### Instructions to follow
Only lines with the string "true" should be returned from the data below.

(Entries taken from a collection)
------------

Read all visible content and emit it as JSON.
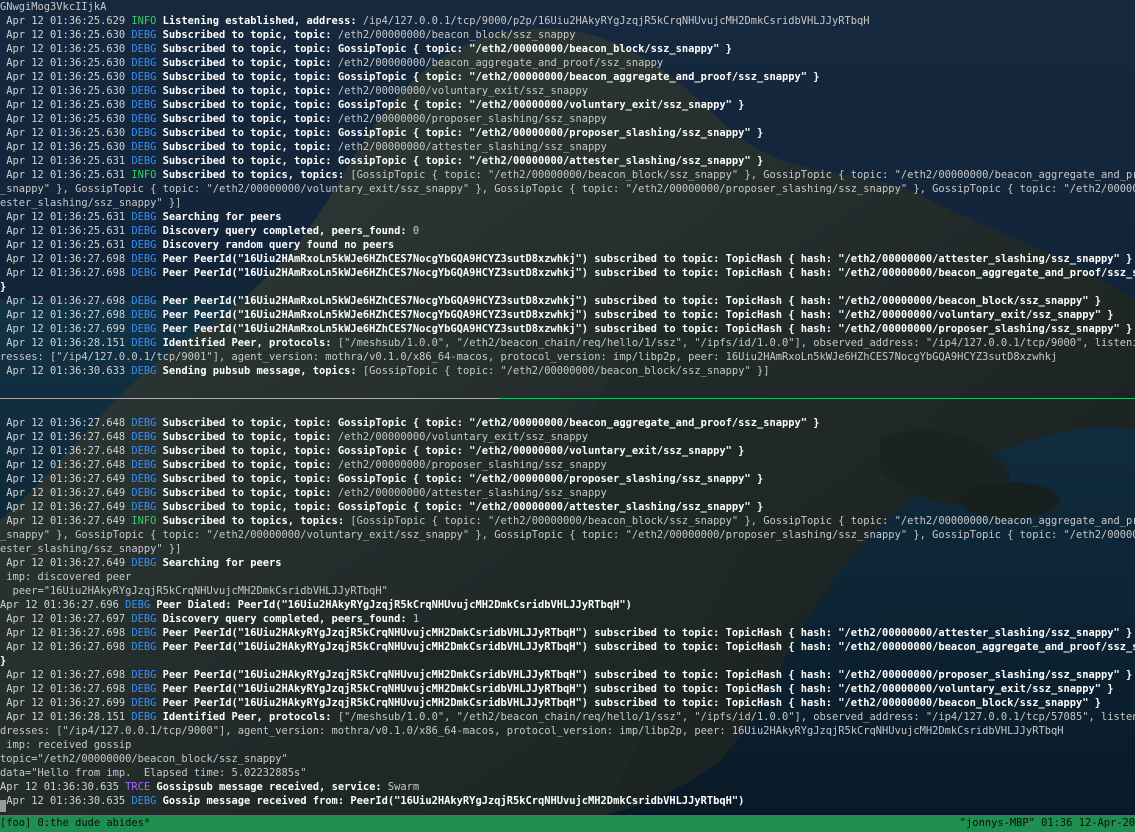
{
  "terminal": {
    "top_pane": [
      {
        "cont": "GNwgiMog3VkcIIjkA"
      },
      {
        "ts": " Apr 12 01:36:25.629",
        "lvl": "INFO",
        "msg": "Listening established, address:",
        "text": " /ip4/127.0.0.1/tcp/9000/p2p/16Uiu2HAkyRYgJzqjR5kCrqNHUvujcMH2DmkCsridbVHLJJyRTbqH"
      },
      {
        "ts": " Apr 12 01:36:25.630",
        "lvl": "DEBG",
        "msg": "Subscribed to topic, topic:",
        "text": " /eth2/00000000/beacon_block/ssz_snappy"
      },
      {
        "ts": " Apr 12 01:36:25.630",
        "lvl": "DEBG",
        "msg": "Subscribed to topic, topic: GossipTopic { topic: \"/eth2/00000000/beacon_block/ssz_snappy\" }",
        "text": ""
      },
      {
        "ts": " Apr 12 01:36:25.630",
        "lvl": "DEBG",
        "msg": "Subscribed to topic, topic:",
        "text": " /eth2/00000000/beacon_aggregate_and_proof/ssz_snappy"
      },
      {
        "ts": " Apr 12 01:36:25.630",
        "lvl": "DEBG",
        "msg": "Subscribed to topic, topic: GossipTopic { topic: \"/eth2/00000000/beacon_aggregate_and_proof/ssz_snappy\" }",
        "text": ""
      },
      {
        "ts": " Apr 12 01:36:25.630",
        "lvl": "DEBG",
        "msg": "Subscribed to topic, topic:",
        "text": " /eth2/00000000/voluntary_exit/ssz_snappy"
      },
      {
        "ts": " Apr 12 01:36:25.630",
        "lvl": "DEBG",
        "msg": "Subscribed to topic, topic: GossipTopic { topic: \"/eth2/00000000/voluntary_exit/ssz_snappy\" }",
        "text": ""
      },
      {
        "ts": " Apr 12 01:36:25.630",
        "lvl": "DEBG",
        "msg": "Subscribed to topic, topic:",
        "text": " /eth2/00000000/proposer_slashing/ssz_snappy"
      },
      {
        "ts": " Apr 12 01:36:25.630",
        "lvl": "DEBG",
        "msg": "Subscribed to topic, topic: GossipTopic { topic: \"/eth2/00000000/proposer_slashing/ssz_snappy\" }",
        "text": ""
      },
      {
        "ts": " Apr 12 01:36:25.630",
        "lvl": "DEBG",
        "msg": "Subscribed to topic, topic:",
        "text": " /eth2/00000000/attester_slashing/ssz_snappy"
      },
      {
        "ts": " Apr 12 01:36:25.631",
        "lvl": "DEBG",
        "msg": "Subscribed to topic, topic: GossipTopic { topic: \"/eth2/00000000/attester_slashing/ssz_snappy\" }",
        "text": ""
      },
      {
        "ts": " Apr 12 01:36:25.631",
        "lvl": "INFO",
        "msg": "Subscribed to topics, topics:",
        "text": " [GossipTopic { topic: \"/eth2/00000000/beacon_block/ssz_snappy\" }, GossipTopic { topic: \"/eth2/00000000/beacon_aggregate_and_proof/ssz"
      },
      {
        "cont": "_snappy\" }, GossipTopic { topic: \"/eth2/00000000/voluntary_exit/ssz_snappy\" }, GossipTopic { topic: \"/eth2/00000000/proposer_slashing/ssz_snappy\" }, GossipTopic { topic: \"/eth2/00000000/att"
      },
      {
        "cont": "ester_slashing/ssz_snappy\" }]"
      },
      {
        "ts": " Apr 12 01:36:25.631",
        "lvl": "DEBG",
        "msg": "Searching for peers",
        "text": ""
      },
      {
        "ts": " Apr 12 01:36:25.631",
        "lvl": "DEBG",
        "msg": "Discovery query completed, peers_found:",
        "text": " 0"
      },
      {
        "ts": " Apr 12 01:36:25.631",
        "lvl": "DEBG",
        "msg": "Discovery random query found no peers",
        "text": ""
      },
      {
        "ts": " Apr 12 01:36:27.698",
        "lvl": "DEBG",
        "msg": "Peer PeerId(\"16Uiu2HAmRxoLn5kWJe6HZhCES7NocgYbGQA9HCYZ3sutD8xzwhkj\") subscribed to topic: TopicHash { hash: \"/eth2/00000000/attester_slashing/ssz_snappy\" }",
        "text": ""
      },
      {
        "ts": " Apr 12 01:36:27.698",
        "lvl": "DEBG",
        "msg": "Peer PeerId(\"16Uiu2HAmRxoLn5kWJe6HZhCES7NocgYbGQA9HCYZ3sutD8xzwhkj\") subscribed to topic: TopicHash { hash: \"/eth2/00000000/beacon_aggregate_and_proof/ssz_snappy\"",
        "text": ""
      },
      {
        "cont": "}",
        "bold": true
      },
      {
        "ts": " Apr 12 01:36:27.698",
        "lvl": "DEBG",
        "msg": "Peer PeerId(\"16Uiu2HAmRxoLn5kWJe6HZhCES7NocgYbGQA9HCYZ3sutD8xzwhkj\") subscribed to topic: TopicHash { hash: \"/eth2/00000000/beacon_block/ssz_snappy\" }",
        "text": ""
      },
      {
        "ts": " Apr 12 01:36:27.698",
        "lvl": "DEBG",
        "msg": "Peer PeerId(\"16Uiu2HAmRxoLn5kWJe6HZhCES7NocgYbGQA9HCYZ3sutD8xzwhkj\") subscribed to topic: TopicHash { hash: \"/eth2/00000000/voluntary_exit/ssz_snappy\" }",
        "text": ""
      },
      {
        "ts": " Apr 12 01:36:27.699",
        "lvl": "DEBG",
        "msg": "Peer PeerId(\"16Uiu2HAmRxoLn5kWJe6HZhCES7NocgYbGQA9HCYZ3sutD8xzwhkj\") subscribed to topic: TopicHash { hash: \"/eth2/00000000/proposer_slashing/ssz_snappy\" }",
        "text": ""
      },
      {
        "ts": " Apr 12 01:36:28.151",
        "lvl": "DEBG",
        "msg": "Identified Peer, protocols:",
        "text": " [\"/meshsub/1.0.0\", \"/eth2/beacon_chain/req/hello/1/ssz\", \"/ipfs/id/1.0.0\"], observed_address: \"/ip4/127.0.0.1/tcp/9000\", listening_ add"
      },
      {
        "cont": "resses: [\"/ip4/127.0.0.1/tcp/9001\"], agent_version: mothra/v0.1.0/x86_64-macos, protocol_version: imp/libp2p, peer: 16Uiu2HAmRxoLn5kWJe6HZhCES7NocgYbGQA9HCYZ3sutD8xzwhkj"
      },
      {
        "ts": " Apr 12 01:36:30.633",
        "lvl": "DEBG",
        "msg": "Sending pubsub message, topics:",
        "text": " [GossipTopic { topic: \"/eth2/00000000/beacon_block/ssz_snappy\" }]"
      }
    ],
    "bottom_pane": [
      {
        "cont": ""
      },
      {
        "ts": " Apr 12 01:36:27.648",
        "lvl": "DEBG",
        "msg": "Subscribed to topic, topic: GossipTopic { topic: \"/eth2/00000000/beacon_aggregate_and_proof/ssz_snappy\" }",
        "text": ""
      },
      {
        "ts": " Apr 12 01:36:27.648",
        "lvl": "DEBG",
        "msg": "Subscribed to topic, topic:",
        "text": " /eth2/00000000/voluntary_exit/ssz_snappy"
      },
      {
        "ts": " Apr 12 01:36:27.648",
        "lvl": "DEBG",
        "msg": "Subscribed to topic, topic: GossipTopic { topic: \"/eth2/00000000/voluntary_exit/ssz_snappy\" }",
        "text": ""
      },
      {
        "ts": " Apr 12 01:36:27.648",
        "lvl": "DEBG",
        "msg": "Subscribed to topic, topic:",
        "text": " /eth2/00000000/proposer_slashing/ssz_snappy"
      },
      {
        "ts": " Apr 12 01:36:27.649",
        "lvl": "DEBG",
        "msg": "Subscribed to topic, topic: GossipTopic { topic: \"/eth2/00000000/proposer_slashing/ssz_snappy\" }",
        "text": ""
      },
      {
        "ts": " Apr 12 01:36:27.649",
        "lvl": "DEBG",
        "msg": "Subscribed to topic, topic:",
        "text": " /eth2/00000000/attester_slashing/ssz_snappy"
      },
      {
        "ts": " Apr 12 01:36:27.649",
        "lvl": "DEBG",
        "msg": "Subscribed to topic, topic: GossipTopic { topic: \"/eth2/00000000/attester_slashing/ssz_snappy\" }",
        "text": ""
      },
      {
        "ts": " Apr 12 01:36:27.649",
        "lvl": "INFO",
        "msg": "Subscribed to topics, topics:",
        "text": " [GossipTopic { topic: \"/eth2/00000000/beacon_block/ssz_snappy\" }, GossipTopic { topic: \"/eth2/00000000/beacon_aggregate_and_proof/ssz"
      },
      {
        "cont": "_snappy\" }, GossipTopic { topic: \"/eth2/00000000/voluntary_exit/ssz_snappy\" }, GossipTopic { topic: \"/eth2/00000000/proposer_slashing/ssz_snappy\" }, GossipTopic { topic: \"/eth2/00000000/att"
      },
      {
        "cont": "ester_slashing/ssz_snappy\" }]"
      },
      {
        "ts": " Apr 12 01:36:27.649",
        "lvl": "DEBG",
        "msg": "Searching for peers",
        "text": ""
      },
      {
        "cont": " imp: discovered peer"
      },
      {
        "cont": "  peer=\"16Uiu2HAkyRYgJzqjR5kCrqNHUvujcMH2DmkCsridbVHLJJyRTbqH\""
      },
      {
        "ts": "Apr 12 01:36:27.696",
        "lvl": "DEBG",
        "msg": "Peer Dialed: PeerId(\"16Uiu2HAkyRYgJzqjR5kCrqNHUvujcMH2DmkCsridbVHLJJyRTbqH\")",
        "text": ""
      },
      {
        "ts": " Apr 12 01:36:27.697",
        "lvl": "DEBG",
        "msg": "Discovery query completed, peers_found:",
        "text": " 1"
      },
      {
        "ts": " Apr 12 01:36:27.698",
        "lvl": "DEBG",
        "msg": "Peer PeerId(\"16Uiu2HAkyRYgJzqjR5kCrqNHUvujcMH2DmkCsridbVHLJJyRTbqH\") subscribed to topic: TopicHash { hash: \"/eth2/00000000/attester_slashing/ssz_snappy\" }",
        "text": ""
      },
      {
        "ts": " Apr 12 01:36:27.698",
        "lvl": "DEBG",
        "msg": "Peer PeerId(\"16Uiu2HAkyRYgJzqjR5kCrqNHUvujcMH2DmkCsridbVHLJJyRTbqH\") subscribed to topic: TopicHash { hash: \"/eth2/00000000/beacon_aggregate_and_proof/ssz_snappy\"",
        "text": ""
      },
      {
        "cont": "}",
        "bold": true
      },
      {
        "ts": " Apr 12 01:36:27.698",
        "lvl": "DEBG",
        "msg": "Peer PeerId(\"16Uiu2HAkyRYgJzqjR5kCrqNHUvujcMH2DmkCsridbVHLJJyRTbqH\") subscribed to topic: TopicHash { hash: \"/eth2/00000000/proposer_slashing/ssz_snappy\" }",
        "text": ""
      },
      {
        "ts": " Apr 12 01:36:27.698",
        "lvl": "DEBG",
        "msg": "Peer PeerId(\"16Uiu2HAkyRYgJzqjR5kCrqNHUvujcMH2DmkCsridbVHLJJyRTbqH\") subscribed to topic: TopicHash { hash: \"/eth2/00000000/voluntary_exit/ssz_snappy\" }",
        "text": ""
      },
      {
        "ts": " Apr 12 01:36:27.699",
        "lvl": "DEBG",
        "msg": "Peer PeerId(\"16Uiu2HAkyRYgJzqjR5kCrqNHUvujcMH2DmkCsridbVHLJJyRTbqH\") subscribed to topic: TopicHash { hash: \"/eth2/00000000/beacon_block/ssz_snappy\" }",
        "text": ""
      },
      {
        "ts": " Apr 12 01:36:28.151",
        "lvl": "DEBG",
        "msg": "Identified Peer, protocols:",
        "text": " [\"/meshsub/1.0.0\", \"/eth2/beacon_chain/req/hello/1/ssz\", \"/ipfs/id/1.0.0\"], observed_address: \"/ip4/127.0.0.1/tcp/57085\", listening_ ad"
      },
      {
        "cont": "dresses: [\"/ip4/127.0.0.1/tcp/9000\"], agent_version: mothra/v0.1.0/x86_64-macos, protocol_version: imp/libp2p, peer: 16Uiu2HAkyRYgJzqjR5kCrqNHUvujcMH2DmkCsridbVHLJJyRTbqH"
      },
      {
        "cont": " imp: received gossip"
      },
      {
        "cont": "topic=\"/eth2/00000000/beacon_block/ssz_snappy\""
      },
      {
        "cont": "data=\"Hello from imp.  Elapsed time: 5.02232885s\""
      },
      {
        "ts": "Apr 12 01:36:30.635",
        "lvl": "TRCE",
        "msg": "Gossipsub message received, service:",
        "text": " Swarm"
      },
      {
        "ts": " Apr 12 01:36:30.635",
        "lvl": "DEBG",
        "msg": "Gossip message received from: PeerId(\"16Uiu2HAkyRYgJzqjR5kCrqNHUvujcMH2DmkCsridbVHLJJyRTbqH\")",
        "text": ""
      }
    ]
  },
  "statusbar": {
    "session": "[foo] ",
    "window": "0:the dude abides*",
    "host": "\"jonnys-MBP\"",
    "time": "01:36",
    "date": "12-Apr-20"
  },
  "colors": {
    "info": "#3cc96a",
    "debug": "#3a8ff0",
    "trace": "#a76bff",
    "status_bar": "#1e8f4e"
  }
}
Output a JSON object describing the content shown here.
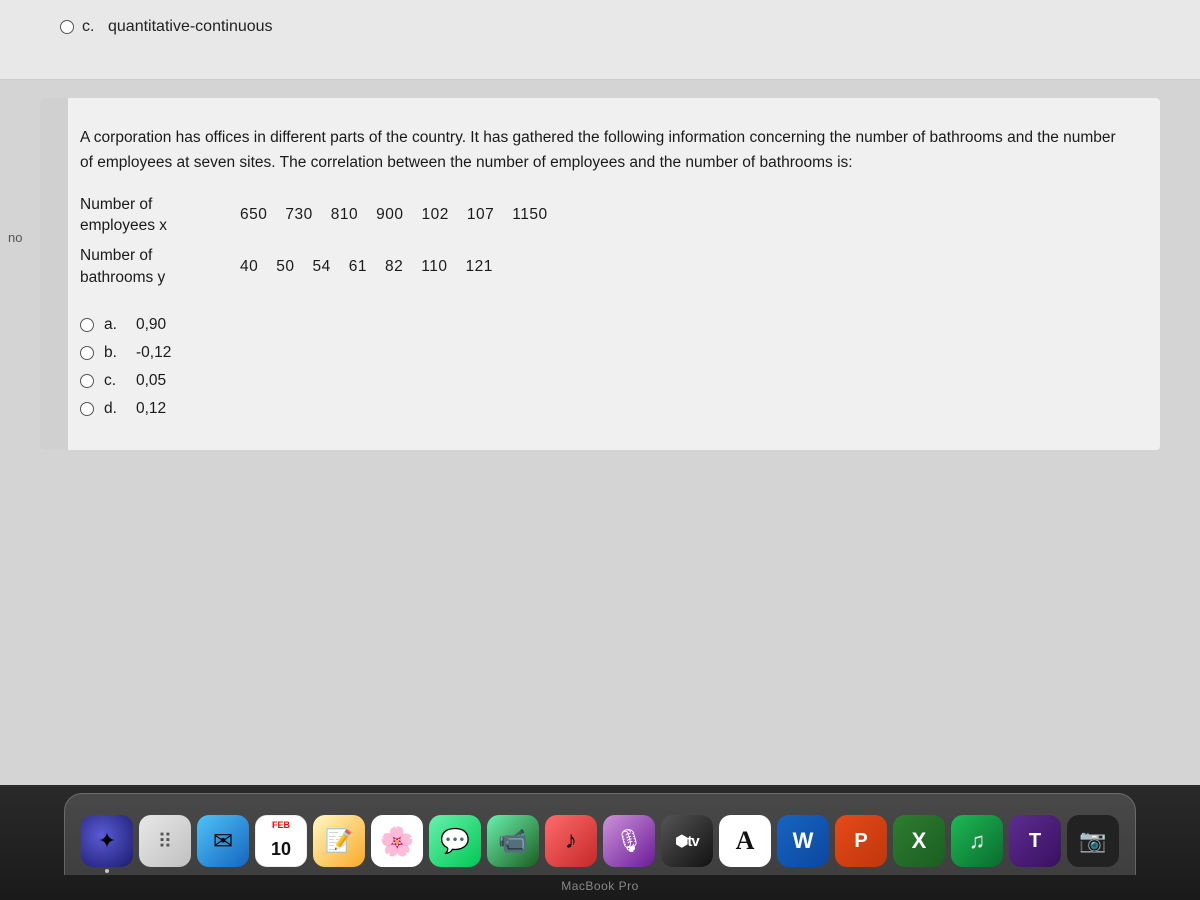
{
  "page": {
    "bg_color": "#d0d0d0"
  },
  "top_option": {
    "letter": "c.",
    "text": "quantitative-continuous"
  },
  "question": {
    "body": "A corporation has offices in different parts of the country. It has gathered the following information concerning the number of bathrooms and the number of employees at seven sites. The correlation between the number of employees and the number of bathrooms is:",
    "row1_label_line1": "Number of",
    "row1_label_line2": "employees x",
    "row1_values": [
      "650",
      "730",
      "810",
      "900",
      "102",
      "107",
      "1150"
    ],
    "row2_label_line1": "Number of",
    "row2_label_line2": "bathrooms y",
    "row2_values": [
      "40",
      "50",
      "54",
      "61",
      "82",
      "110",
      "121"
    ]
  },
  "options": [
    {
      "letter": "a.",
      "value": "0,90"
    },
    {
      "letter": "b.",
      "value": "-0,12"
    },
    {
      "letter": "c.",
      "value": "0,05"
    },
    {
      "letter": "d.",
      "value": "0,12"
    }
  ],
  "dock": {
    "items": [
      {
        "id": "siri",
        "label": "Siri",
        "month": "",
        "day": ""
      },
      {
        "id": "launchpad",
        "label": "Launchpad"
      },
      {
        "id": "mail",
        "label": "Mail"
      },
      {
        "id": "calendar",
        "label": "Calendar",
        "month": "FEB",
        "day": "10"
      },
      {
        "id": "notes",
        "label": "Notes"
      },
      {
        "id": "photos",
        "label": "Photos"
      },
      {
        "id": "messages",
        "label": "Messages"
      },
      {
        "id": "facetime",
        "label": "FaceTime"
      },
      {
        "id": "music",
        "label": "Music"
      },
      {
        "id": "podcasts",
        "label": "Podcasts"
      },
      {
        "id": "tv",
        "label": "Apple TV"
      },
      {
        "id": "font",
        "label": "Font Book"
      },
      {
        "id": "word",
        "label": "Microsoft Word"
      },
      {
        "id": "powerpoint",
        "label": "PowerPoint"
      },
      {
        "id": "excel",
        "label": "Excel"
      },
      {
        "id": "spotify",
        "label": "Spotify"
      },
      {
        "id": "teams",
        "label": "Microsoft Teams"
      },
      {
        "id": "camera",
        "label": "Camera"
      }
    ],
    "macbook_label": "MacBook Pro"
  }
}
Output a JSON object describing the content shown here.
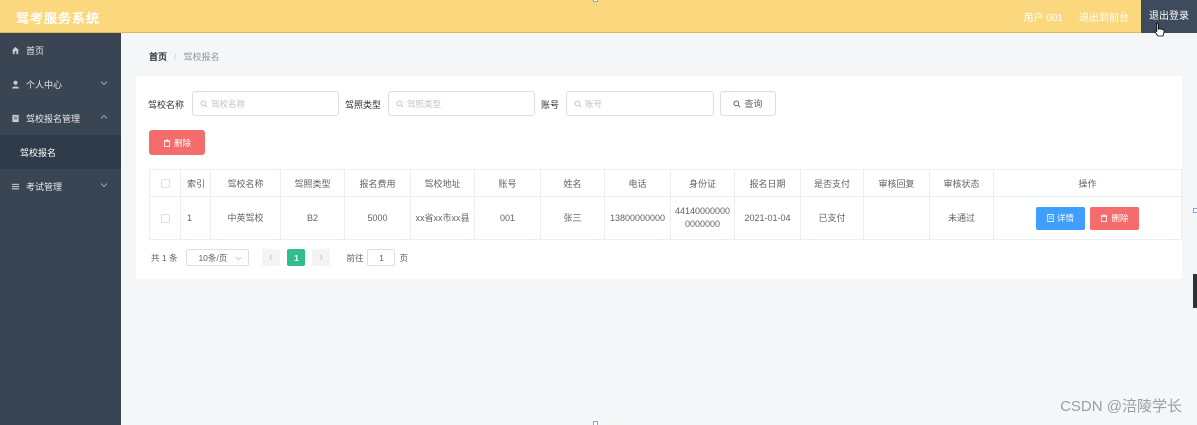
{
  "app": {
    "title": "驾考服务系统",
    "user_label": "用户 001",
    "back_to_front_label": "退出到前台",
    "logout_label": "退出登录"
  },
  "sidebar": {
    "items": [
      {
        "label": "首页",
        "icon": "home-icon",
        "has_arrow": false
      },
      {
        "label": "个人中心",
        "icon": "user-icon",
        "has_arrow": true
      },
      {
        "label": "驾校报名管理",
        "icon": "document-icon",
        "has_arrow": true,
        "expanded": true
      },
      {
        "label": "驾校报名",
        "sub": true,
        "active": true
      },
      {
        "label": "考试管理",
        "icon": "menu-icon",
        "has_arrow": true
      }
    ]
  },
  "breadcrumb": {
    "home": "首页",
    "separator": "/",
    "current": "驾校报名"
  },
  "search": {
    "school_label": "驾校名称",
    "school_placeholder": "驾校名称",
    "type_label": "驾照类型",
    "type_placeholder": "驾照类型",
    "account_label": "账号",
    "account_placeholder": "账号",
    "query_label": "查询"
  },
  "toolbar": {
    "delete_label": "删除"
  },
  "table": {
    "headers": [
      "",
      "索引",
      "驾校名称",
      "驾照类型",
      "报名费用",
      "驾校地址",
      "账号",
      "姓名",
      "电话",
      "身份证",
      "报名日期",
      "是否支付",
      "审核回复",
      "审核状态",
      "操作"
    ],
    "rows": [
      {
        "index": "1",
        "school": "中英驾校",
        "license_type": "B2",
        "fee": "5000",
        "address": "xx省xx市xx县",
        "account": "001",
        "name": "张三",
        "phone": "13800000000",
        "id_card": "441400000000000000",
        "date": "2021-01-04",
        "paid": "已支付",
        "reply": "",
        "status": "未通过",
        "detail_label": "详情",
        "delete_label": "删除"
      }
    ]
  },
  "pagination": {
    "total": "共 1 条",
    "page_size": "10条/页",
    "current_page": "1",
    "goto_label": "前往",
    "goto_value": "1",
    "page_suffix": "页"
  },
  "watermark": "CSDN @涪陵学长",
  "colors": {
    "topbar": "#fbd77e",
    "sidebar": "#3a4554",
    "danger": "#f56c6c",
    "primary": "#409eff",
    "pager_active": "#2fbf8f"
  }
}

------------

### Task solution
        "bold": true
        "bold": true
        "has_arrow": true
        "has_arrow": true,
        "expanded": true
        "sub": true,
        "active": true
        "has_arrow": true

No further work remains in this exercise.